And even the last lines of the previous stanza hint that something is not right, they shift the poem already, with that seemingly clueless present from a mom to a daughter, making us imagine a whole huge family story going on there. The daughter is at the very least not understood, which leads us into Timmon’s own feelings of not even having anyone around—to understand her or not—at all.

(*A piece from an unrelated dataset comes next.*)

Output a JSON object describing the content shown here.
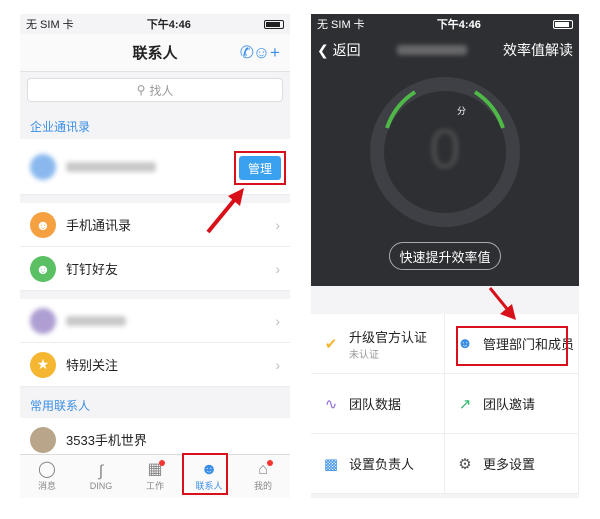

This idea, that there is more going on in a poem than we know—though we may sense it—is exactly what good poetry of any type inspires in us. Which is true of more than a few of Timmons’ poems. Point being, Timmons is a great example of how poets, and poetry, defy our expectations, though I can’t help wonder if her humor, her oddball quirkiness, and yes her gender have something to do with us not having heard of her before. That is, is this part of the ‘women aren’t funny’ phenomenon that ran through the comedy world (and still does)? While O’Hara, Bukowski, Ashbury, and Padgett (and Trinidad, and Lehman, and Alexie) are known for their humor, a woman poet known for it is more rare.
Maybe I’m wrong. It’s happened before. Because have Denise Duhamel, Kim Addonizio, and especially Amy Gerstler, though none of them quite has the non-sequitur-ness style of Timmons. Do poetry snobs (I can say that, I am one) prefer women to—gasp—make sense? Or is it to be serious? Because there are plenty of female Language poets that don’t make sense. Or is it just merely the winds of fate in the Po Biz. Consult the book:
uh uh here it comes
direct from the mouth of a
great big clown
lecturing a class of clowns
from some clowny high ground
If Timmons is critiquing the clowns (and they’re everywhere)(I can say that, I am one), then she is the Jester, urging us to not take ourselves too seriously. Is that a joke? Is that poetry?